Saturday, November 18, 2023

Geo-spatial Analysis- An Introduction

Part 1-Basic


Geo-spatial analysis is process of analyzing information by studying features such as location, attributes and their relationship that helps us uncover certain patterns happening at geographical level. For example, a company might want to look at how different retail stores are spread across a state and is there a possible white space opportunity available.Below are some of the other use cases where geo-spatial analysis can be used.

  • Map certain metrics such as footprint, store productivity for a given location to draw a comparison among various stores
  • White space opportunities
  • Understand store coverage using catchment analysis(using constant time or constant area as catchment metrics)
  • Competitor Intelligence: Understand the coverage between yours and competitor’s by answering key questions such as where are they located, what is their coverage, has their been a shift in certain location preferences (CBD Vs Heartland), etc

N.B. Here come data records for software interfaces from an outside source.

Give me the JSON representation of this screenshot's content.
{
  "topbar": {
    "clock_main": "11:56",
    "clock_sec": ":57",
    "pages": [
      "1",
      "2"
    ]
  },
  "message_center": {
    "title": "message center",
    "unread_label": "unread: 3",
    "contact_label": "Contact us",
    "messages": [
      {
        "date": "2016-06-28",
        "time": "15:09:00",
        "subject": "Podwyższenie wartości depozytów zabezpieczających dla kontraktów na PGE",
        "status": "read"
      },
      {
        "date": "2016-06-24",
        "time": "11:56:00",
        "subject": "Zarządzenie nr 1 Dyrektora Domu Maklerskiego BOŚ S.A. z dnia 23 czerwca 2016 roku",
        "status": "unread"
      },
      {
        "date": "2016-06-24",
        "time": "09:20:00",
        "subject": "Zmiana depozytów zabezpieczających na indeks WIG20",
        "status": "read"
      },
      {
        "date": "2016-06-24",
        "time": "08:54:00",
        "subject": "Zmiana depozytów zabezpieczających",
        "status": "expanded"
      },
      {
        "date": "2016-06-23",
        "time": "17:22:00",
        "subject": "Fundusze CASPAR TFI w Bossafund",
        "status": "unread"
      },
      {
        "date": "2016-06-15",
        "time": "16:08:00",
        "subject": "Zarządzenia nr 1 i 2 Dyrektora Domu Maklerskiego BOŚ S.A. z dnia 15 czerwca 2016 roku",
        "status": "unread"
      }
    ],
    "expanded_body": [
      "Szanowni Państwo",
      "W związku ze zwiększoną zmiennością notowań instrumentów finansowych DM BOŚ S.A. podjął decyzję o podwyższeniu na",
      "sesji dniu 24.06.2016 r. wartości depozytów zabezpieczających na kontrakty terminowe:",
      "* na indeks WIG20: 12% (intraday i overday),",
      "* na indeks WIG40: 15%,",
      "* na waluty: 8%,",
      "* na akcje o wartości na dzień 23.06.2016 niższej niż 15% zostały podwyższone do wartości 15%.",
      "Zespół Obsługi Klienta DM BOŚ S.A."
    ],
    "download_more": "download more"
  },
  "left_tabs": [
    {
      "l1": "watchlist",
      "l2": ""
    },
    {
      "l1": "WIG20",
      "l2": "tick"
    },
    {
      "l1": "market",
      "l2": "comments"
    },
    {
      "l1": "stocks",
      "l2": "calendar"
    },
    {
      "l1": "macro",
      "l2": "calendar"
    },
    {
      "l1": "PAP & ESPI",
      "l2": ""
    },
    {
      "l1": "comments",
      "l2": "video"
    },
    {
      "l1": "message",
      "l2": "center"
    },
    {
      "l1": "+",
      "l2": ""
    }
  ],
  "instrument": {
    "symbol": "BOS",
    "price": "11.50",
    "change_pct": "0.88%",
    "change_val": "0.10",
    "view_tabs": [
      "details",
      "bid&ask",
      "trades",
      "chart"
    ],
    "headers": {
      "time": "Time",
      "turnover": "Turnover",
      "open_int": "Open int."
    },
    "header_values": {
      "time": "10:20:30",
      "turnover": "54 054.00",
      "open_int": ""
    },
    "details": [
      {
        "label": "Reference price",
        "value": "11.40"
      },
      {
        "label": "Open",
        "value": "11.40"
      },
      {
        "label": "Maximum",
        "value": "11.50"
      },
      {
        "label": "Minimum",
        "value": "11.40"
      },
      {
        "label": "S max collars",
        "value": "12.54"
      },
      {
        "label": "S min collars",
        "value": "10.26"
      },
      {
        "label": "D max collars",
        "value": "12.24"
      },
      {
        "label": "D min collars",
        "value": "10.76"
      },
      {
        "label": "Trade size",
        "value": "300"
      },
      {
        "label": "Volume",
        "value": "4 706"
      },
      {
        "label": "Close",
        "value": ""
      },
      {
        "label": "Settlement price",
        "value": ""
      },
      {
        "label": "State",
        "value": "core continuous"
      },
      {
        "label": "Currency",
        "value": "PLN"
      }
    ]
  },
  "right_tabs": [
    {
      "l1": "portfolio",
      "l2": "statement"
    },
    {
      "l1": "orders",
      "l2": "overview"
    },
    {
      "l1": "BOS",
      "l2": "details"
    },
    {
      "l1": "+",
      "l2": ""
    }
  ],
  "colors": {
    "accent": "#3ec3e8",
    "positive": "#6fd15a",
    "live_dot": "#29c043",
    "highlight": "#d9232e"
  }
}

In this blog we will look at how to perform geo-spatial analysis through a step by step approach. We will discuss several use cases and how we answer certain key business questions.

Step 1:Libraries required in R

We would require libraries such as sf, leaflet, osrm, etc to play around with geo-spatial objects.These libraries also tend to use OpenStreetMap.It is a free, open geographic database updated and maintained by a community of volunteers via open collaboration. Contributors collect data from surveys, trace from aerial imagery and also import from other freely licensed geodata sources.

Lets install the libraries

## Loading required package: tidyverse
## ── Attaching packages ─────────────────────────────────────── tidyverse 1.3.2 ──
## ✔ ggplot2 3.4.1     ✔ purrr   1.0.1
## ✔ tibble  3.1.8     ✔ dplyr   1.1.0
## ✔ tidyr   1.3.0     ✔ stringr 1.5.0
## ✔ readr   2.1.4     ✔ forcats 1.0.0
## ── Conflicts ────────────────────────────────────────── tidyverse_conflicts() ──
## ✖ dplyr::filter() masks stats::filter()
## ✖ dplyr::lag()    masks stats::lag()
## Loading required package: sf
## Warning: package 'sf' was built under R version 4.2.3
## Linking to GEOS 3.9.3, GDAL 3.5.2, PROJ 8.2.1; sf_use_s2() is TRUE
## Loading required package: osrm
## Warning: package 'osrm' was built under R version 4.2.3
## Data: (c) OpenStreetMap contributors, ODbL 1.0 -
## Routing: OSRM -
## Loading required package: leaflet
## Warning: package 'leaflet' was built under R version 4.2.3
## Loading required package: RColorBrewer

Step 2: Defining the business problem

Before doing any analysis, it is very important to identify and define the business problem.This ensures that the analysis is precise and targeted.

Lets say that McDonald want to identify some location in Indonesia where they can open their outlets.To approach this, we would be using population data and will try to narrow down on places that high population density.This would be our starting point. At the end of the analysis, we should be able to provide names of few cities which can be considered for such expansion.

Indonesia has a total of 38 provinces and then each province has several cities and towns. For our analysis, we would look at analyzing the following:

  • Province level data
  • Zooming on city level info for ach province

For instance, Bali is a province in Indonesia and it has a total of 8 cities as shown below:

Step 3: Get the shape file for Indonesia Province Level Map

Many BI experts that work in tableau know that to plot a geo-heat map, we need to have a shape file in place. The shape file is then read into tableau which has all the geographical details to plot the map. However, in R, I have experienced that it is very difficult to find a shape file online.In order to circumvent this situation, we leverage geo-json or json files. These files ar easily available on github repo and can be ready into R and converted into shape files.

Lets say we have to plot the population of various provinces in Indonesia.For this, we would require province level geo-json or json objects which can be read into R.

If you just search this on google, you might get the following options

Just open this repo

access the geo-json file

Download the file